(RECORDS FOR THE EXERCISE Opens)

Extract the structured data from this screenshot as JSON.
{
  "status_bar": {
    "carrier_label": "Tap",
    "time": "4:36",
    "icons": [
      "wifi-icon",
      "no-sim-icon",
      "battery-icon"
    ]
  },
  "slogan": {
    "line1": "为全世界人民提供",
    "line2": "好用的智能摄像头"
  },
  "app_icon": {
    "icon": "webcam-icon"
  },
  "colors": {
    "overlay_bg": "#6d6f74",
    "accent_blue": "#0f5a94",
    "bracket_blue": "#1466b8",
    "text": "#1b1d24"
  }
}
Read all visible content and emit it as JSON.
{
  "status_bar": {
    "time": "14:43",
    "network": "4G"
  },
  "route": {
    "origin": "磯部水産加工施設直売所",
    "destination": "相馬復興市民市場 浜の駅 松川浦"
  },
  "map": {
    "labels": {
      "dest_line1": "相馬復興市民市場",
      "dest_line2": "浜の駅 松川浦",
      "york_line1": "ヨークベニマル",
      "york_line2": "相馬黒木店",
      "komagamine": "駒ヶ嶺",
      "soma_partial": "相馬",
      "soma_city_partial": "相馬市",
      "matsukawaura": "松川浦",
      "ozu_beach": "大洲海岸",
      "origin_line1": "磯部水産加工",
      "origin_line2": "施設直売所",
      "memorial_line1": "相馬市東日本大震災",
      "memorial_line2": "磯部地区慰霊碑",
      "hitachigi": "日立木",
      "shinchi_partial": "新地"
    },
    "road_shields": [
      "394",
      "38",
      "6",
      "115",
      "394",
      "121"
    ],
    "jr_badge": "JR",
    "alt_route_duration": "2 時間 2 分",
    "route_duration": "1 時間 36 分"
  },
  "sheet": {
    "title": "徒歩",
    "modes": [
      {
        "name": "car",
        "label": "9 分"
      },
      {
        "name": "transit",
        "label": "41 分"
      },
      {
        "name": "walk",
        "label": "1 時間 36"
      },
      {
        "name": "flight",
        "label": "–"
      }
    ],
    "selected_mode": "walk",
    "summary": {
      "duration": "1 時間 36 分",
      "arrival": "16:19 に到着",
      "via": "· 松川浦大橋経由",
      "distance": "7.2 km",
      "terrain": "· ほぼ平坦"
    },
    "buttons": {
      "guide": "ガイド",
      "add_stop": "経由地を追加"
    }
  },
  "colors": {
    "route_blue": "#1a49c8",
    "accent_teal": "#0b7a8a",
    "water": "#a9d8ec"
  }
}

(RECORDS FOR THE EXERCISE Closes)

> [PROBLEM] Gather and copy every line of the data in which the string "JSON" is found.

> [RESPONSE TO THIS EXERCISE]
Extract the structured data from this screenshot as JSON.
Read all visible content and emit it as JSON.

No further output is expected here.